Diocesan Mass in Celebration of Marriage, Stockport, 10th February 2018

On this day, when so many couples come together to celebrate significant wedding anniversaries, we can see that the promises of marriage can never become out-dated. A survey last month found that the vast majority of teenagers in this country still want to get married when they grow up, despite the fact that an increasing numbers of couples cohabit. More than three out of four young people aged between 14 and 17 described marriage as one of the key aspirations for their lives and recognised that merely living together was not the same reality (Cf. Centre for Social Justice, The Times 27th January 2018). It should not surprise us that, in the face of every discouraging trend, the young still aspire to the vocation of marriage for this was inscribed by the Creator into the very nature of man and woman; its unbreakable bond restored by Christ himself “as it had been from the beginning” (Mt. 19:6) and he raised marriage to become a Sacrament. The Scriptures begin and end with a vision of marriage and speak throughout of its high purpose, even seeing it as an image of the union of Christ and the Church (Eph. 5: 32). Christ chose to begin his public life at a wedding, thereby confirming the goodness of marriage; indeed, the first of his miracles would be for the sake of a married couple.

No-one could be surprised that, for 20 centuries, in all her teaching and in the witness of countless lives, the Church has defended the greatness of marriage. She has re-proposed marriage to every generation as a path to holiness, for the perfecting of human love and as the foundation of the family. The Church has always recognised divine wisdom in this call to love and faithfulness inherently open to receive the gift of children. She possesses no authority to change or compromise the promises on which marriage rests. Until very recently the State also recognised the bond of marriage and with great reverence sought to protect it as vital to the well-being of society and the health of the family. If the present Government is seeking the greatest shake-up of marriage registration laws for 200 years then it should surely be seeking to strengthen marriage not to further undermine it.
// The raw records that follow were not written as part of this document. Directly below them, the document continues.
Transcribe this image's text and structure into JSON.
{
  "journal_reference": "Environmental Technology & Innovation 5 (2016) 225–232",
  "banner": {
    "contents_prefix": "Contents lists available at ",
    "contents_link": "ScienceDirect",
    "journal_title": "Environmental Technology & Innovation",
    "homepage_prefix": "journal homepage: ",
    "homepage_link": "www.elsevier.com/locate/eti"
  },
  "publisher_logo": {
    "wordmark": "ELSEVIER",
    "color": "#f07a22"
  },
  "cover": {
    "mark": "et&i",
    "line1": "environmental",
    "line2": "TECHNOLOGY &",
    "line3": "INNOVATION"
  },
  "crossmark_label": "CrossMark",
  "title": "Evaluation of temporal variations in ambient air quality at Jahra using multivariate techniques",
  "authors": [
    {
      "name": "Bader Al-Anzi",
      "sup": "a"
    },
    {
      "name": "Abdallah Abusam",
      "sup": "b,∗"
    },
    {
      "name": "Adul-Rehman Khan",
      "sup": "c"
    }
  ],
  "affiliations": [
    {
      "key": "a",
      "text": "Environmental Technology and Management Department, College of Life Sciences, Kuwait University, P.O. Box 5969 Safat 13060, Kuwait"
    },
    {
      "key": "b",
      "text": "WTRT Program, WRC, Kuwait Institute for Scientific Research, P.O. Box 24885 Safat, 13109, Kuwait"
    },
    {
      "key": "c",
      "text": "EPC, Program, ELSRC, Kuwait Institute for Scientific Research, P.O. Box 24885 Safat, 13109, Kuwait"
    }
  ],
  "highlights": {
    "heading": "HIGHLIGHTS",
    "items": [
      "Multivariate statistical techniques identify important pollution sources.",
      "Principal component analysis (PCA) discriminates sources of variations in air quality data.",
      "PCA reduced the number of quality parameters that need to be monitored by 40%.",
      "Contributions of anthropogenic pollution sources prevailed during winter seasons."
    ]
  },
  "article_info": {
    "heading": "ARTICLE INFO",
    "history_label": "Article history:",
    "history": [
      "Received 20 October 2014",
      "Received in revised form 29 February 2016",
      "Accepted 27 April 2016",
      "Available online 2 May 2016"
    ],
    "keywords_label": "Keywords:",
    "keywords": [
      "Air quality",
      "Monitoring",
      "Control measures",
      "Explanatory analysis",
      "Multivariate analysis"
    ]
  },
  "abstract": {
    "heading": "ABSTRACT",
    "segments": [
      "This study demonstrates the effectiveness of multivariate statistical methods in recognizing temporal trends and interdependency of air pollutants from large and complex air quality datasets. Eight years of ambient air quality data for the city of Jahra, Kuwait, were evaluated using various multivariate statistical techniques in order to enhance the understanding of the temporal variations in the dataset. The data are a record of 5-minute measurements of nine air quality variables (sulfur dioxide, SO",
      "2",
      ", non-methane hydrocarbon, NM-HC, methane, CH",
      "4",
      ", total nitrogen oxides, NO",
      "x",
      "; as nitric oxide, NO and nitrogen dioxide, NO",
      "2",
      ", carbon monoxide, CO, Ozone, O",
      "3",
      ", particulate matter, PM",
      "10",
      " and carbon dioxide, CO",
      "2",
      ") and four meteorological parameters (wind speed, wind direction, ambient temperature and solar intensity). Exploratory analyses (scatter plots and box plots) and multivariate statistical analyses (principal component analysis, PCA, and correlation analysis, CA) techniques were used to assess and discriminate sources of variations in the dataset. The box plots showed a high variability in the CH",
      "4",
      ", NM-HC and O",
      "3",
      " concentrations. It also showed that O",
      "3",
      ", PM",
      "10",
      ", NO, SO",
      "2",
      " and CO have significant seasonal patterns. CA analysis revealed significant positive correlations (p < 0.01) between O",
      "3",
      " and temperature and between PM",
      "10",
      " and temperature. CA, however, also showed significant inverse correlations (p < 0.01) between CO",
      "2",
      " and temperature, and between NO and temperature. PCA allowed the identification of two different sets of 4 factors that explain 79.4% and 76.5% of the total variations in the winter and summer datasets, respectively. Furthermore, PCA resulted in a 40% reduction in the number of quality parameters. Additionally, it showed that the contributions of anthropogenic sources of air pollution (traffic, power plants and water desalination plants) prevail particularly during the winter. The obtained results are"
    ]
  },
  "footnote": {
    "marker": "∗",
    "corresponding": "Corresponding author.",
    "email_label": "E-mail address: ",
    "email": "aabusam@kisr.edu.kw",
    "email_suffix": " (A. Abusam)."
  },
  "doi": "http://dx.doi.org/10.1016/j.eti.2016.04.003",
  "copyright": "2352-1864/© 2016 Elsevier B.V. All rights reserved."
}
There is a justified concern among our contemporaries to protect the natural environment and its vital ecology; yet generations to come will surely be surprised that we failed as a society, and sometimes even as Christians, to actively propose and defend marriage as it came from the hands of the Creator. We cannot be unaware of the disturbing trends. The number of couples entering marriage has reached historic lows; half of marriages end in divorce increasingly facilitated by the State; and according to the predictions of the Marriage Foundation, only half of today’s 20-year olds will ever enter marriage, a number which falls to less than 24 per cent among those on lower incomes. There are currently many anxieties around Brexit; yet, even this seems a small issue when compared with the human and social crisis now assailing the institution of marriage and impacting upon the future of the family. This is an issue which should surely be raised to the very top of our public concerns.

The Church declares that “the well-being of the individual person and of both human and Christian society is closely bound up with the healthy state of married and family life … and (she) hopes to encourage Christians and all who are trying to preserve and foster the dignity and supremely sacred value of the married state” (Gaudium et Spes n. 47).  These words of the Second Vatican Council half a century ago present an even greater challenge to us today. As a Diocese, thanks to the support of the Our Mission Together we hope to take new initiatives to promote the vocation of marriage; and with Caritas Diocese of Shrewsbury to support the family in this time of crisis. However, as we give thanks here today and celebrate so many years of married and family life, may we all recognise our own part in raising our voices and giving our witness to the perennial, enduring gift and grace of marriage of which God himself is the Author (cf. Gaudium et Spes 48).


(Photo by Simon Caldwell)